Top of Material to process

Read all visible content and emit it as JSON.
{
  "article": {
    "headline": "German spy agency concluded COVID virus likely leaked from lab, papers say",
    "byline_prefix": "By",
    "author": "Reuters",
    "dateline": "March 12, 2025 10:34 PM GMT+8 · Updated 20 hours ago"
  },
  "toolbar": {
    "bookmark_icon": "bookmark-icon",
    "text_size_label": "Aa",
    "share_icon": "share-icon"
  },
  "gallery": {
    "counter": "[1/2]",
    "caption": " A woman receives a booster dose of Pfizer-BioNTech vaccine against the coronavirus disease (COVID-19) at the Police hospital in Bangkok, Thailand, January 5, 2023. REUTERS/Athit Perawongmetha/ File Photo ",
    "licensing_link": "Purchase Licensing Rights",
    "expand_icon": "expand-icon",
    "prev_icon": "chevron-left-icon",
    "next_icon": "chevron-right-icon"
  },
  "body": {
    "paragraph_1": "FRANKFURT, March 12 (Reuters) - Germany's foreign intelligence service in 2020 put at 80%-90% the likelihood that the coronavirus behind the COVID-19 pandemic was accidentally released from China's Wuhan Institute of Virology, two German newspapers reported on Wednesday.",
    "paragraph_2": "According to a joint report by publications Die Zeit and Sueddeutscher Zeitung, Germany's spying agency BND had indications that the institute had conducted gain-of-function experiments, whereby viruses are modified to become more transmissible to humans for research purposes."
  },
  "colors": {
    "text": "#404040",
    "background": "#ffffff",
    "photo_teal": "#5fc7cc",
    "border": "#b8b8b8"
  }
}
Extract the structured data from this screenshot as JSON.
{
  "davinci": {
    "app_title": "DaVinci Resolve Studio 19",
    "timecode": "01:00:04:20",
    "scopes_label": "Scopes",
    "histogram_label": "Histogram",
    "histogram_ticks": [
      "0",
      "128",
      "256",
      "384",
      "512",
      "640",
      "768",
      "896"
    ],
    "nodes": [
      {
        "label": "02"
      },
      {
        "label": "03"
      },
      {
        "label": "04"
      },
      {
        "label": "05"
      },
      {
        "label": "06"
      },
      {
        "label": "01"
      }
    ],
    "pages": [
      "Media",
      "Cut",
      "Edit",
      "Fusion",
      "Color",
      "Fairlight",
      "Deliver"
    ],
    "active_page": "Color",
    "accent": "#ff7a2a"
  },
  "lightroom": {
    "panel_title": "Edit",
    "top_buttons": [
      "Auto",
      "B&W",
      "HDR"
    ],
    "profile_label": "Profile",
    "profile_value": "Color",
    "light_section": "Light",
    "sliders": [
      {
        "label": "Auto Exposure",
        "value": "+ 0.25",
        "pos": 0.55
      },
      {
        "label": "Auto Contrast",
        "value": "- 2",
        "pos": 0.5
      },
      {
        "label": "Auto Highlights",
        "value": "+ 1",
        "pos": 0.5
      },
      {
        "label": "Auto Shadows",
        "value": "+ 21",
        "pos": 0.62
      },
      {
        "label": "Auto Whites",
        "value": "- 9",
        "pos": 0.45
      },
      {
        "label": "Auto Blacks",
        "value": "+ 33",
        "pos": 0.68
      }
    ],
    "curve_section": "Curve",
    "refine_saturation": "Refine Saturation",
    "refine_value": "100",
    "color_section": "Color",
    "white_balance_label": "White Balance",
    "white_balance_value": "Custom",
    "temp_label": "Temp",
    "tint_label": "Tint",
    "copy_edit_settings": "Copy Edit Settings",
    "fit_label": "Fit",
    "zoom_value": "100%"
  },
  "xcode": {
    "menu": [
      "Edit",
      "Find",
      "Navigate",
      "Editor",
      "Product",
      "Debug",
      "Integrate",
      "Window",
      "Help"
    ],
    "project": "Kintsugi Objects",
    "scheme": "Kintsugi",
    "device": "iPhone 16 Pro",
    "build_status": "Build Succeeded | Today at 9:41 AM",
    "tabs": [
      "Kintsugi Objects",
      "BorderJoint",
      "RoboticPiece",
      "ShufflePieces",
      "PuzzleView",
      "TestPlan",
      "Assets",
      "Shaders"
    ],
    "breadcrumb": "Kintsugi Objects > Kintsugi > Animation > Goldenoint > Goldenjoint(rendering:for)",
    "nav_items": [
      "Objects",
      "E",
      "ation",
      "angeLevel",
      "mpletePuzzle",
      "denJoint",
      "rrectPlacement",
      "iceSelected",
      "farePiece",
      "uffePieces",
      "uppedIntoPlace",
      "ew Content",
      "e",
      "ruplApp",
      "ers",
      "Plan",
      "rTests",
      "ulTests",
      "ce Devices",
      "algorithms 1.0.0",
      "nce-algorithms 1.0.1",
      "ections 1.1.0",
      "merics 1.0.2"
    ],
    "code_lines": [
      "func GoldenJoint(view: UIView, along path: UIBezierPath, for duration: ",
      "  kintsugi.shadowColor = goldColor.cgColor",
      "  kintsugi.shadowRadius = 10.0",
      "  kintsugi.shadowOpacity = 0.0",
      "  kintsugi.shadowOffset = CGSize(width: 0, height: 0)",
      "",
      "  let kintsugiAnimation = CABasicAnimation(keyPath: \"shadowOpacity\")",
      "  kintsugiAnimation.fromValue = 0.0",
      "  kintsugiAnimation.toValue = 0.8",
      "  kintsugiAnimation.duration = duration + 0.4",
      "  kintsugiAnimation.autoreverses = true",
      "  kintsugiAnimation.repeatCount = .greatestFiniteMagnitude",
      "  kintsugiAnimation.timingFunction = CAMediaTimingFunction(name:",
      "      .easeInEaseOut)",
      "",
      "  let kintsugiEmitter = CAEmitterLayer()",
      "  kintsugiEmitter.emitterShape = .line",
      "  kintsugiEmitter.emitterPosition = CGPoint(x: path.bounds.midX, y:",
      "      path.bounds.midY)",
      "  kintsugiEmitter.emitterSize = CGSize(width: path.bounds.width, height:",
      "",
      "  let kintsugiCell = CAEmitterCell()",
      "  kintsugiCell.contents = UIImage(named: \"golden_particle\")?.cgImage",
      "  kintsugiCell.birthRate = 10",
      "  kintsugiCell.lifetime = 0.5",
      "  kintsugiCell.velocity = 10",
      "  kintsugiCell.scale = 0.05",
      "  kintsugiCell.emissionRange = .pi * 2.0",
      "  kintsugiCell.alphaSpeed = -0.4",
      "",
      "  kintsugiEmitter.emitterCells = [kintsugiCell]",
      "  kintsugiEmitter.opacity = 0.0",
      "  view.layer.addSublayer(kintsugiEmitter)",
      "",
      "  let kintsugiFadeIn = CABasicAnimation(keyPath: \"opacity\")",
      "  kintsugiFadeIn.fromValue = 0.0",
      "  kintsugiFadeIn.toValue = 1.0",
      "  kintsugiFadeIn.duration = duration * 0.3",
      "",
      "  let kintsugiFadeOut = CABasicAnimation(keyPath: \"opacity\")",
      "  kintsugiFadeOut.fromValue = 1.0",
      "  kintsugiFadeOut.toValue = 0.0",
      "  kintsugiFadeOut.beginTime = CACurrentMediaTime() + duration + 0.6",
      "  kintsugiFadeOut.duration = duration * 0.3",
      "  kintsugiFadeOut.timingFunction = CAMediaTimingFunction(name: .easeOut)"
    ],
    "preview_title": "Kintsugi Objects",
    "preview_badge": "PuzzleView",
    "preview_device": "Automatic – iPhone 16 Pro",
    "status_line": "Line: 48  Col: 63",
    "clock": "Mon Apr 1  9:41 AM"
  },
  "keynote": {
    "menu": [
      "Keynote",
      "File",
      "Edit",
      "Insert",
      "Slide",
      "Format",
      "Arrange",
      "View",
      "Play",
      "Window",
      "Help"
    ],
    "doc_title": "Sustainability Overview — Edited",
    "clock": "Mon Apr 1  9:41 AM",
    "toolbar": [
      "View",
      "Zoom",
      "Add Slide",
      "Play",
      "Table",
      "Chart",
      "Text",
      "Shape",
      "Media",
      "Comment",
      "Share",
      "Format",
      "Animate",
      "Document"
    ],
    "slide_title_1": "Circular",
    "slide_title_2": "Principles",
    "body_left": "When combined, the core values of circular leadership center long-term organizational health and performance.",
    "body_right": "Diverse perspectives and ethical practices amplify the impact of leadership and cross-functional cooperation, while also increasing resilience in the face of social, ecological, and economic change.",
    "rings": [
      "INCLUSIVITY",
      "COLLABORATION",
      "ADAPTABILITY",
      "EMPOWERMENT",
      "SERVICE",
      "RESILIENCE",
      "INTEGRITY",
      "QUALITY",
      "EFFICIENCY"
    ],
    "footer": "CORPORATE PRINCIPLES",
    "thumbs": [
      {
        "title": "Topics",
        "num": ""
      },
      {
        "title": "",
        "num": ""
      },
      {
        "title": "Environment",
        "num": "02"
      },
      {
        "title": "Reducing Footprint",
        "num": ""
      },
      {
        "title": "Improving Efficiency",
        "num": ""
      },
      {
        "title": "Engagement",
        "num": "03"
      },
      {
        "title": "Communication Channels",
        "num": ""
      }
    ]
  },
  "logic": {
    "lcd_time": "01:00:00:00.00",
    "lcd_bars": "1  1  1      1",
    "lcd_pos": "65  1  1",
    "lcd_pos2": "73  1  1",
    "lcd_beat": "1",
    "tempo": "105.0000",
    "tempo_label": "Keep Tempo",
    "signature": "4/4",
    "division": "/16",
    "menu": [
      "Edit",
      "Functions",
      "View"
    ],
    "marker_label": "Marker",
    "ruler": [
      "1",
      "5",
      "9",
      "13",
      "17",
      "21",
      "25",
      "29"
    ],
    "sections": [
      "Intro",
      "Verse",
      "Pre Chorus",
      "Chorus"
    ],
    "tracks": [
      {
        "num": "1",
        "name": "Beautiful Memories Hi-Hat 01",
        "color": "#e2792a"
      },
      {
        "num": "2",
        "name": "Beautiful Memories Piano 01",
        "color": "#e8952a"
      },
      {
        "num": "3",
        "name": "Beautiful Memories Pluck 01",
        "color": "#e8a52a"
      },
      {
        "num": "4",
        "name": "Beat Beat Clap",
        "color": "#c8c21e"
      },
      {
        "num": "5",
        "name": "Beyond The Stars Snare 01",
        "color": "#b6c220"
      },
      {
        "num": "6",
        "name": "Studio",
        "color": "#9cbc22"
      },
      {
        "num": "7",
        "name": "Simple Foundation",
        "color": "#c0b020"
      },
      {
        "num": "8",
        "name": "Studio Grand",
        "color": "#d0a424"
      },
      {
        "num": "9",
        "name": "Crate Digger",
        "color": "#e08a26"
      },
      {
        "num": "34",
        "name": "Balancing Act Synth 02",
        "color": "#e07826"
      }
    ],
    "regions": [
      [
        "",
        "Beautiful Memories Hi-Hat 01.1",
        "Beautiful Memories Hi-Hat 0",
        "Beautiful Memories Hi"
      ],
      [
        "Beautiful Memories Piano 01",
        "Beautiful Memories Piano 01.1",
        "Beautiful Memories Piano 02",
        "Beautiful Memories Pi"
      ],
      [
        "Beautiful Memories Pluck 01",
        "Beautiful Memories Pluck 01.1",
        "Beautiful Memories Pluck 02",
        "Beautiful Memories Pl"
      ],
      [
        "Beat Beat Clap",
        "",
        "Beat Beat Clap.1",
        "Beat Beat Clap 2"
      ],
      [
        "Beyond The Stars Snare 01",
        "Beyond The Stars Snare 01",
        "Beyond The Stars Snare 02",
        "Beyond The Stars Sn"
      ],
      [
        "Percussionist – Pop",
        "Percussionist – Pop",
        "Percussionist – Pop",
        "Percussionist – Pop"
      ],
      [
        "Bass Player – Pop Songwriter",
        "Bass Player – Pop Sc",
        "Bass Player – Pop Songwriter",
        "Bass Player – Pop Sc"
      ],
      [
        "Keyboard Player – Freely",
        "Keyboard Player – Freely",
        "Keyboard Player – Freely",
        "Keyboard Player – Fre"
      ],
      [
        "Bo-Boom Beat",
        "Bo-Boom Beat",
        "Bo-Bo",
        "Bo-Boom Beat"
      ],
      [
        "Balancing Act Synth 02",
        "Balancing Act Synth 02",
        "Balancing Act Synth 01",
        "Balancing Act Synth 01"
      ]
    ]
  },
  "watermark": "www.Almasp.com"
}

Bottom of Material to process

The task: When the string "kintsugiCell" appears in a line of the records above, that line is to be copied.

Written reply:
      "  let kintsugiCell = CAEmitterCell()",
      "  kintsugiCell.contents = UIImage(named: \"golden_particle\")?.cgImage",
      "  kintsugiCell.birthRate = 10",
      "  kintsugiCell.lifetime = 0.5",
      "  kintsugiCell.velocity = 10",
      "  kintsugiCell.scale = 0.05",
      "  kintsugiCell.emissionRange = .pi * 2.0",
      "  kintsugiCell.alphaSpeed = -0.4",
      "  kintsugiEmitter.emitterCells = [kintsugiCell]",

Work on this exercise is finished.